We believe that the impact of global health strategies to promote family and community well-being is severely constrained by the incongruity between critical facets of cultural context and global health practitioners’ limited attention to the culturally grounded worldview of communities. Therefore, transforming global health programmes to ensure their cultural relevance should be a priority. Cultural contexts, too often overlooked in the past, need to be more comprehensively investigated, and hegemonic global health concepts, frameworks and methods revisited and decolonised.
Nsamenang16 asserts that culture should not be viewed merely as a parameter of development, but rather as the foundation for all development. A vocal critic of Eurocentric development values and frameworks, he argues that the starting point for all development initiatives should be to understand culturally constructed family and community systems including the cultural resources that they embody. While elders are often assumed to be an obstacle to adoption of improved health-related practices, some innovative programs view elders, specifically grandmothers, as a cultural resource. In Zimbabwe, in the Friendship Bench strategy, local grandmothers were identified as a resource to provide therapy for common mental disorders from park benches across the country, building on their innate capacity to empathize.17 In Senegal, a grandmother-inclusive approach has contributed to improving maternal and child nutrition,18 and to decreasing child marriage, teen pregnancy and female genital mutilation.19

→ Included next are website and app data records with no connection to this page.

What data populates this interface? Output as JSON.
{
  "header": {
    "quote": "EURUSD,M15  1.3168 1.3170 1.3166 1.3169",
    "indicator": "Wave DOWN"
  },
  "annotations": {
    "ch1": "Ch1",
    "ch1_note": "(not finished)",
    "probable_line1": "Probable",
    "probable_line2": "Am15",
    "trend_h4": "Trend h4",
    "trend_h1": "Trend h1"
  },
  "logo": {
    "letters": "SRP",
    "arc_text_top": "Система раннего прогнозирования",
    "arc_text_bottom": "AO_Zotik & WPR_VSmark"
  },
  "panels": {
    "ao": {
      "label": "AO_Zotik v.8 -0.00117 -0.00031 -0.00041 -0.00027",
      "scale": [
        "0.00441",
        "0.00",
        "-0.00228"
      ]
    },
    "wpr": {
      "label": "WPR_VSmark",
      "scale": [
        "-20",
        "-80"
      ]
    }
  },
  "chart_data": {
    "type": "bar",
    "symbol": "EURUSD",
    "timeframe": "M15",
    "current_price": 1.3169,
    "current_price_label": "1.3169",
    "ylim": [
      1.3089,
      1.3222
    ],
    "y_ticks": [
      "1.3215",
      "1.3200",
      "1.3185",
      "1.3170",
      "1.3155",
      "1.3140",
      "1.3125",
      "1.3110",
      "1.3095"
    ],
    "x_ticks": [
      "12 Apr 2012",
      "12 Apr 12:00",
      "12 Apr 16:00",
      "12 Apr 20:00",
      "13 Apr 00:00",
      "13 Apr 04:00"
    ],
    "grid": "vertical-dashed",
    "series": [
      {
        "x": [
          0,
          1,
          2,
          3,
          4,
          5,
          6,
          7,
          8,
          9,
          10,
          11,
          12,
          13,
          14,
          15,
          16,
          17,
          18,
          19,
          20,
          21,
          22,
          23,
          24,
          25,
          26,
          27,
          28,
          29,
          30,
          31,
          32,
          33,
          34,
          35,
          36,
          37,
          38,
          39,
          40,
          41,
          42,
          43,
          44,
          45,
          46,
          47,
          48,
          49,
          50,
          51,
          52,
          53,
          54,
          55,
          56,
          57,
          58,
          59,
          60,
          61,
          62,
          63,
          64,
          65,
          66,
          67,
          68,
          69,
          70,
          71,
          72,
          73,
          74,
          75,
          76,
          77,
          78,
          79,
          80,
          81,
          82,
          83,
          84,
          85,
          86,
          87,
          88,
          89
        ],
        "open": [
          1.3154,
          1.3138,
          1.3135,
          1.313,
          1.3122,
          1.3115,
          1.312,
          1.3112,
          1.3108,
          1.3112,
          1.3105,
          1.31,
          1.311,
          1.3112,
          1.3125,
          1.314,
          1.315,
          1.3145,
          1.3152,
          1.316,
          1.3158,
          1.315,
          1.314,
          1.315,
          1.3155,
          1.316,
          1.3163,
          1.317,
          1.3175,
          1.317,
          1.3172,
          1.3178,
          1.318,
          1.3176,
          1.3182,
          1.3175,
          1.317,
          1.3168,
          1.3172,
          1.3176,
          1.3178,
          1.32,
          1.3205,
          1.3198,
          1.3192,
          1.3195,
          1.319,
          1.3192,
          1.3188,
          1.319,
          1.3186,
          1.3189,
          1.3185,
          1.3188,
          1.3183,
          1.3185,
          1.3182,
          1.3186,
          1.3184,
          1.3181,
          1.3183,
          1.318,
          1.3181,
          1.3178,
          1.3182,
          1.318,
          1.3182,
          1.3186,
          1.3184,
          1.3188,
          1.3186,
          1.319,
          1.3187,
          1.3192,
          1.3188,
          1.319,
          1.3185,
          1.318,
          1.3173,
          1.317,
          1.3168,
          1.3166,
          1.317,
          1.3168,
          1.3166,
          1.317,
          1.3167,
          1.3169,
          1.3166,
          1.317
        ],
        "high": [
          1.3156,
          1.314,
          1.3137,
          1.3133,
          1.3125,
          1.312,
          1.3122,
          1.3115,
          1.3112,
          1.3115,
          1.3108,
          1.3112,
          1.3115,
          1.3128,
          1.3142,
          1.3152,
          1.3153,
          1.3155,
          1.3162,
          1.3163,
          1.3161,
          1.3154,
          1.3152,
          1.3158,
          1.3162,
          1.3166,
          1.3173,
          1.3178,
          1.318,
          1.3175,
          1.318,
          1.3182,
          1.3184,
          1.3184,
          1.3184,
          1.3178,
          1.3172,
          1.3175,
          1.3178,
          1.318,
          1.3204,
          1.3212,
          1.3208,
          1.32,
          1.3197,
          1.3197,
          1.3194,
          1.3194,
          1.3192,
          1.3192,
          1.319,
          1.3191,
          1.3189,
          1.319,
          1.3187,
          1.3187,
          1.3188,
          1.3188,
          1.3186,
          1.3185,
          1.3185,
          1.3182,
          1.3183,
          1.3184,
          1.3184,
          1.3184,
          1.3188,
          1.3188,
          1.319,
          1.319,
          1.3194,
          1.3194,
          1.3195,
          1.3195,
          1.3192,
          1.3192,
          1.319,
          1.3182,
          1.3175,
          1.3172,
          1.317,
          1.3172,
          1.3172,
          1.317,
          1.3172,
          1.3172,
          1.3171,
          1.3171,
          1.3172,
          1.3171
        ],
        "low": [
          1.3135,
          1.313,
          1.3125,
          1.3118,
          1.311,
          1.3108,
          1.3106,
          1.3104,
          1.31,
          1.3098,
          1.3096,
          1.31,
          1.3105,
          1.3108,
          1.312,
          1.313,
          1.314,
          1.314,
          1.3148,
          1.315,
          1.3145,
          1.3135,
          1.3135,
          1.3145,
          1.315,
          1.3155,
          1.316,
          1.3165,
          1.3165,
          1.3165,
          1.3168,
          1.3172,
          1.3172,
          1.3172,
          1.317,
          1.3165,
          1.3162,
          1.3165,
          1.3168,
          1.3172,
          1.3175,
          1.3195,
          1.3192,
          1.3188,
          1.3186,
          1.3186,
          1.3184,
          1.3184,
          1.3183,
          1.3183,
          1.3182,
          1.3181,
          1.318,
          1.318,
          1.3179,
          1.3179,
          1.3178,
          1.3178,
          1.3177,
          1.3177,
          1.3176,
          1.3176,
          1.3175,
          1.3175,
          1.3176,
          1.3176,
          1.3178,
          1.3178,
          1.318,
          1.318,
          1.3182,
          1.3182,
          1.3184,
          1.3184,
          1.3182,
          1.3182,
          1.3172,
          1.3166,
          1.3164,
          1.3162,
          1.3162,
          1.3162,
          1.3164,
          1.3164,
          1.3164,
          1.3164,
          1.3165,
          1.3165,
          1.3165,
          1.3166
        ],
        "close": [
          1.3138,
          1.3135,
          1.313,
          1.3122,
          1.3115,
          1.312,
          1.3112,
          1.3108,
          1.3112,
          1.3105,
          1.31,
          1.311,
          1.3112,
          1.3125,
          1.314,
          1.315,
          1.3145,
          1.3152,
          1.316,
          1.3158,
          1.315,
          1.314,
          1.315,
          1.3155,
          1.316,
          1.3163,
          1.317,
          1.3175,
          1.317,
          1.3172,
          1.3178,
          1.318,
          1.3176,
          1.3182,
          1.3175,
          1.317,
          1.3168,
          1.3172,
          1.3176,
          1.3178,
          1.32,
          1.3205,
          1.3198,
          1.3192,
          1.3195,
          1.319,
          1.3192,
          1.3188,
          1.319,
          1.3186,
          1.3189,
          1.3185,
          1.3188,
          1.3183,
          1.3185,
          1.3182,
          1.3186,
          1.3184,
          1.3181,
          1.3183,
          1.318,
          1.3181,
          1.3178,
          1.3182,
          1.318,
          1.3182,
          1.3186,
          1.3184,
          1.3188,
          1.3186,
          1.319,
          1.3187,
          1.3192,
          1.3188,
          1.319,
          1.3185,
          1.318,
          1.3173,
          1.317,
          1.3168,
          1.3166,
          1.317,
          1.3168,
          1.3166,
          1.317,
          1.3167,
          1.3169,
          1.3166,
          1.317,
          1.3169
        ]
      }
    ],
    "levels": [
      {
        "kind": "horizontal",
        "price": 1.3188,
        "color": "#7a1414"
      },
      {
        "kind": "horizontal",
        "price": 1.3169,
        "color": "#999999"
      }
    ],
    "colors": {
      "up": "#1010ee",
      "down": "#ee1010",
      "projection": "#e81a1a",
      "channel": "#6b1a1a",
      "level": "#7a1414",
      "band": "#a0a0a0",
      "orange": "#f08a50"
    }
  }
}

Several current conceptual lines of thinking support the need for transformation in global health research and practice to give greater attention to cultural context, namely systems science, socioecological models, family systems and calls for decolonisation. In addition, there is growing awareness of the need for health researchers and practitioners to recognise their own positionality, that is, the interface between their own cultural backgrounds, values and training, and the cultural contexts in which they work.
Increasing the attention given to cultural parameters and their inclusion in global health research and practice will require commitment, open-mindedness and courage on the part of global health practitioners both from the North and South to question entrenched Eurocentric frameworks and methods and to create alternatives. Recognising the complexity of the task, Abimbola and Pai 20 argue that radical transformation will be required at various levels to decolonise global health to make it more culturally relevant to communities and thereby increase its contribution to more equitable health development.
Data availability statement
There are no data in this work.
Patient consent for publication
Handling editor Seye Abimbola
Collaborators There are no additional collaborators beyond the two authors of this commentary.
Contributors This commentary was jointly conceptualised, written and revised by JA and DC.
Funding The authors have not declared a specific grant for this research from any funding agency in the public, commercial or not-for-profit sectors.
Competing interests None declared.
Provenance and peer review Not commissioned; externally peer reviewed.